Despite not having a firmed up agreement with city officials as to how to pump water in the proposed casino facility as well as how to dispose and treat sewage from that same facility, Penn National Gaming Inc. is moving ahead with its plans to break ground on the proposed $400 million Columbus, Ohio casino. In fact, the company is still in a heated court battle with city officials after it filed a complaint earlier this month alleging the city government of pressuring the company to bend to its whims resulting to setbacks in construction and potential opening. Penn National President Tim Wilmott expressed optimism as he addressed the assembled crowd during the short ceremony. “I’ve never found it so difficult to spend $400 million, but we still believe in Central Ohio,” said Wilmott who only mentioned the current dilemma facing Penn National Gaming in passing. As expected, city officials were not present to attend the program.
Wilmott’s remarks were the abbreviated form of a debacle that has lasted for months and centers around the efforts of Penn National Gaming to put up the Hollywood Casino Columbus project in the area only to be met with “harsh and oppressive” response by Columbus city officials. Penn has already done considerable work in getting the proposal to where it currently is, courting Ohio voters to approve a total of four Ohio casinos – Cleveland, Toledo, Cincinnati, and Columbus – during a vote in November 2009. The hiccup with the city government began when Penn National proposed to move the original location of the casino from the Arena District to the old Delphi Automotive Plant on the west side of the city closer to Franklin Township. The city responded to those actions by not approving Penn’s request for water supply and sewage treatment from the plant, insisting that Penn should honor its initial word of annexing the property into the city.
Another complication to the already convoluted story is the Columbus Dispatch’s petition to refuse a zoning certificate for the casino property until Penn has ironed out its differences with the local government.
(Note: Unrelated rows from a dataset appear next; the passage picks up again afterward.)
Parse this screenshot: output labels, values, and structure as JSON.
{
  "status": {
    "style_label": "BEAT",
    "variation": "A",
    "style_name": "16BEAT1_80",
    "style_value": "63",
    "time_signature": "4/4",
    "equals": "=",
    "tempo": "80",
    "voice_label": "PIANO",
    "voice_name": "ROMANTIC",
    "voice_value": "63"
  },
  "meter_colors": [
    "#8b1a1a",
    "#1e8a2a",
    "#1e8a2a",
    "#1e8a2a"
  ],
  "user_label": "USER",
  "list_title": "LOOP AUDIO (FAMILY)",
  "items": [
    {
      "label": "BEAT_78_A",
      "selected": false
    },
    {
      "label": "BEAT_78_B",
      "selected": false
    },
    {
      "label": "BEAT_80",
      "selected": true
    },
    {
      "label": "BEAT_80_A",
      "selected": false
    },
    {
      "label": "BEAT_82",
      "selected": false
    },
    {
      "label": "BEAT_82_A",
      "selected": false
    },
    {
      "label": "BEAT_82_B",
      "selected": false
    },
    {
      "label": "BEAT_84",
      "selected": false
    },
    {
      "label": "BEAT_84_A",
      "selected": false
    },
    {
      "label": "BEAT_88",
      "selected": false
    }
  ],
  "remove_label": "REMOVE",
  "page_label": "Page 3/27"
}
A subsidiary of the Dispatch Printing Co., the Columbus Dispatch has always been a Penn nemesis since the casino was still first proposed. “We are perplexed and trying to figure out their motive,” said Wilmott in reference to the Dispatch’s actions. He adds that the likely conjecture is one of direct opposition to the idea of having a casino in Columbus by the high honchos at the company despite the fact that citizens have already voted to approve the construction of such a facility. The approval was re-validated by the many that attended the groundbreaking ceremony as everyone extolled the ability of such a big project to provide jobs for locals looking to get back into the workforce after the gripping effects of the last recession.
For Chris Haydocy, for example, his auto dealership which sits right beside the casino site will benefit from the influx of new people coming into the area. Haydocy says this is one of the reasons why community leaders went out of their way to try to bring the casino to the west side nearer to local businesses. Haydocy cites a recent label on the area as the “emptiest neighborhood in 2009” after high residential and commercial vacancies pushed a lot of the businesses and people away from where the casino will soon rise. All in all, a total of 3,500 jobs is expected to be created for the construction phase while another 2,000 will benefit from permanent employment once the facility opens in the second half of 2012 following an 18-month construction plan. Penn insists that more than 90 percent of the 2,000 permanent jobs will go to residents in the area who are still reeling from the last recession.
The expected tax revenue amounting to $63 in annual payments would also go a long way into helping public school districts continue running despite a tight state budget. “Not only is it a company of integrity,” said Lewis Smoot, CEO of the Smoot Construction Co based in Columbus,“but it has a real commitment to diversity and inclusion. This will be a lot of jobs at a time when we need to bring our economy back.”